THE TASK: I would like the number of lines in the data that contain the word "value". Please give that number alone.

[Items from a dataset]
::::
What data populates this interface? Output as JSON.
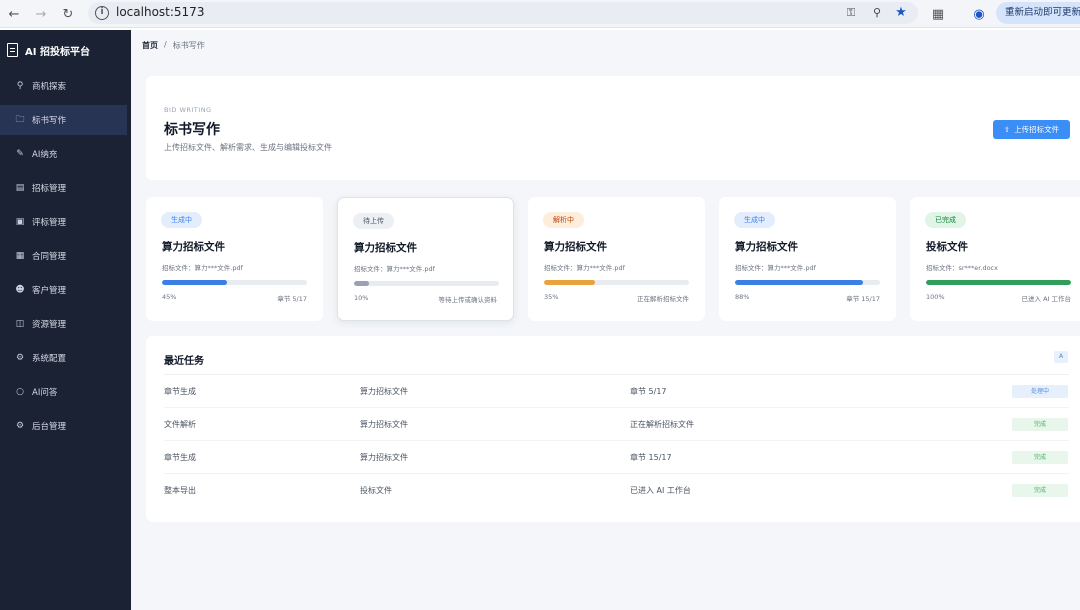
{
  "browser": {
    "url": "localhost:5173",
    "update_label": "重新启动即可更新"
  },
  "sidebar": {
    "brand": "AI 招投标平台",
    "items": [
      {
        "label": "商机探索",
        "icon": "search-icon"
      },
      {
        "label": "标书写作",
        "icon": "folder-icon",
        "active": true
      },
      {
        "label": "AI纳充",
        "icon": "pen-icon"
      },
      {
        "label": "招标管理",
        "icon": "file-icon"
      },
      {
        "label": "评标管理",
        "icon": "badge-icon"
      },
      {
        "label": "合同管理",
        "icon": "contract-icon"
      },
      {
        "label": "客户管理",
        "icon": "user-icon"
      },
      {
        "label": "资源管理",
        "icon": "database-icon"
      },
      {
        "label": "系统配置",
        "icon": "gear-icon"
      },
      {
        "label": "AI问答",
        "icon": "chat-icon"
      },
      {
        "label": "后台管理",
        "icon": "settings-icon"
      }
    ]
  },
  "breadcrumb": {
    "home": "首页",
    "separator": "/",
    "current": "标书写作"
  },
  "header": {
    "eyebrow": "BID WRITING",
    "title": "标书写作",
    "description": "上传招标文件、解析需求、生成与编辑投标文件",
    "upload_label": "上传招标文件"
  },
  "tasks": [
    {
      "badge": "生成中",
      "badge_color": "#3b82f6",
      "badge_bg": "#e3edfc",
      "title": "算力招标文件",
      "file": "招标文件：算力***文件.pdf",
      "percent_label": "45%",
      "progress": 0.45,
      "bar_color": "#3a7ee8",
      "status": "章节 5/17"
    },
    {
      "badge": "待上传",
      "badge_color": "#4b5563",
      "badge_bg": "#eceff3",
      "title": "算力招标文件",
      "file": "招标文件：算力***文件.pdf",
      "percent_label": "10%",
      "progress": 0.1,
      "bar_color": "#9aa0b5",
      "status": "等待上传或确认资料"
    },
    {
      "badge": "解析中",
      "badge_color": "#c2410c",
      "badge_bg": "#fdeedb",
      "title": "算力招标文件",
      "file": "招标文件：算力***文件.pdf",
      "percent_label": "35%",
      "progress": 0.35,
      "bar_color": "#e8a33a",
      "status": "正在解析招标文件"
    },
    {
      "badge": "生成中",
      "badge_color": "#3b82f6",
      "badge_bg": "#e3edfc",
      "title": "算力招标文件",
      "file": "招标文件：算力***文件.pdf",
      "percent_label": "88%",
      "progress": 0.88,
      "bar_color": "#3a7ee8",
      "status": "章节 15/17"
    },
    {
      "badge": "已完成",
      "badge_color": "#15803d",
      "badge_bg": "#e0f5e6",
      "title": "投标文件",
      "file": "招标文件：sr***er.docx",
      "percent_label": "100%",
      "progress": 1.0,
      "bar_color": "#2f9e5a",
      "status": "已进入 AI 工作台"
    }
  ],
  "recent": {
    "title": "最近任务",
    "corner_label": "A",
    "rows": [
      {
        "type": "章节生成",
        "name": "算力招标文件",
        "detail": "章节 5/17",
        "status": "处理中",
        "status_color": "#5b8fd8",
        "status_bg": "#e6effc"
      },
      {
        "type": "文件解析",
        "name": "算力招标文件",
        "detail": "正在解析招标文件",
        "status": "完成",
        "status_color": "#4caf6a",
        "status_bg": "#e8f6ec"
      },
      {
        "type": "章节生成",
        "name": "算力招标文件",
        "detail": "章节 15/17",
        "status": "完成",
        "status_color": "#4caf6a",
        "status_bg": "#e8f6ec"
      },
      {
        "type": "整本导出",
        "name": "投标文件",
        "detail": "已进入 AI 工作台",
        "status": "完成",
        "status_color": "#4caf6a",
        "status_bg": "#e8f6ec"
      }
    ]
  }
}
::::
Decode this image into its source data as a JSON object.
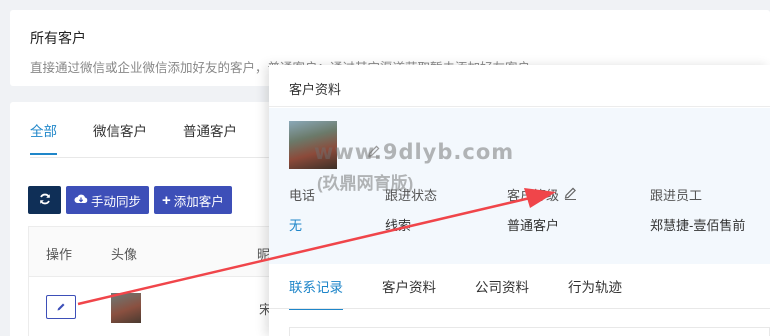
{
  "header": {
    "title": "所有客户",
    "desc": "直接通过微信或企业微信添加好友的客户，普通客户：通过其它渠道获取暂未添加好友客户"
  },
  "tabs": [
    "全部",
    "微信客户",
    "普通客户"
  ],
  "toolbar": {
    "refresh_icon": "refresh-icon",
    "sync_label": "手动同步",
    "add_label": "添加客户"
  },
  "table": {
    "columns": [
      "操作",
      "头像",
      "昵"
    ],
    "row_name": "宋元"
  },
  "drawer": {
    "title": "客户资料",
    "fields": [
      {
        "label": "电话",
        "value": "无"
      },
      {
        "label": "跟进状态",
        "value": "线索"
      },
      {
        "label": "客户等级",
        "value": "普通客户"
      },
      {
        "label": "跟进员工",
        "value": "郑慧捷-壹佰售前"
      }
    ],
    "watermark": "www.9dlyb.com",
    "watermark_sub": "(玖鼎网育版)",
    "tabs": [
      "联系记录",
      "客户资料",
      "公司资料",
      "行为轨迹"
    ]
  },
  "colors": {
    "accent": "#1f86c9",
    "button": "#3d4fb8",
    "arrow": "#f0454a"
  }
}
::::
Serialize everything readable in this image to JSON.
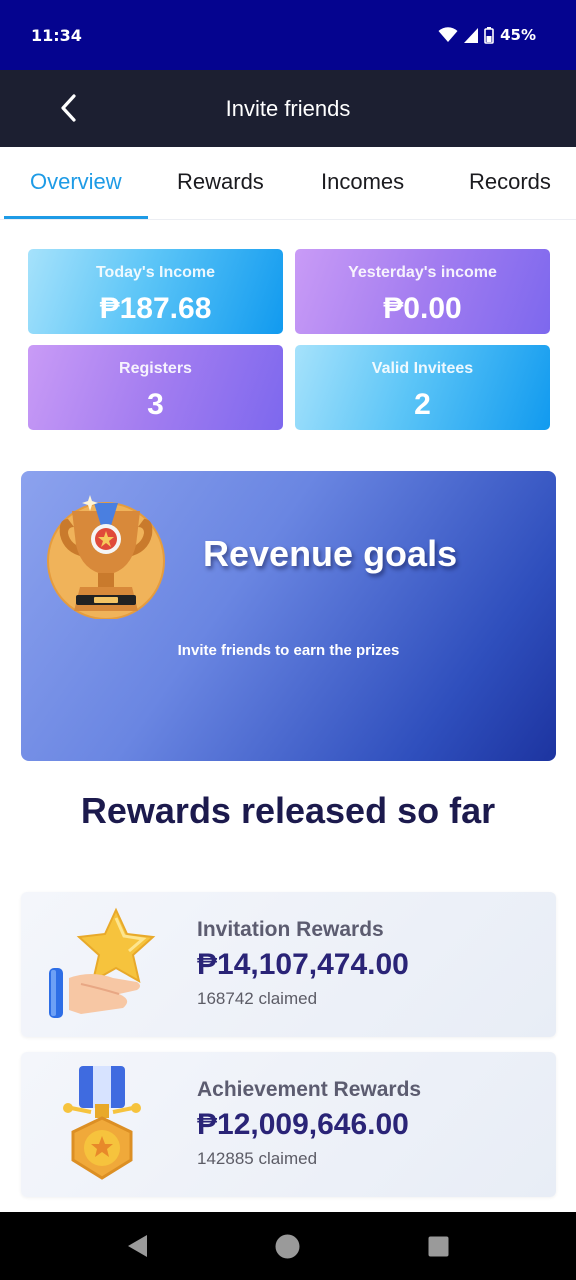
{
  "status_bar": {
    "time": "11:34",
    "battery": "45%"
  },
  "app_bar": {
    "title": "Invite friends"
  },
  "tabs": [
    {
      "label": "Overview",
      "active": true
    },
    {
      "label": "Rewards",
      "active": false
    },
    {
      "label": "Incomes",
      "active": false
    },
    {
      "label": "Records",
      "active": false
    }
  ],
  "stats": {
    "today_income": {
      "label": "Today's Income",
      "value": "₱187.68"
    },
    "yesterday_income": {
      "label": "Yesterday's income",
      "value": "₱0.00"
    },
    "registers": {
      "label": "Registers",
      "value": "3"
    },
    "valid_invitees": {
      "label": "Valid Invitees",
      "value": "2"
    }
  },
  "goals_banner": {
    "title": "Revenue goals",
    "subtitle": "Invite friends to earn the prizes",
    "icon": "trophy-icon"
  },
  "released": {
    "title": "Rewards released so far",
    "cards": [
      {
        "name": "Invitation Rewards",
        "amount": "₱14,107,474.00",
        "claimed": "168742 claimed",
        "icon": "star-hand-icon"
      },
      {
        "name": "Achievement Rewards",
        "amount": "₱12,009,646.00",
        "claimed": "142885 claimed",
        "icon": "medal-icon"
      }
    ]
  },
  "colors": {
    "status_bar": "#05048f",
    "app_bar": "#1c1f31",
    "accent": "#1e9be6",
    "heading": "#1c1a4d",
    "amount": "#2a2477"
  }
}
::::
ANSWER TO THE PROBLEM: 8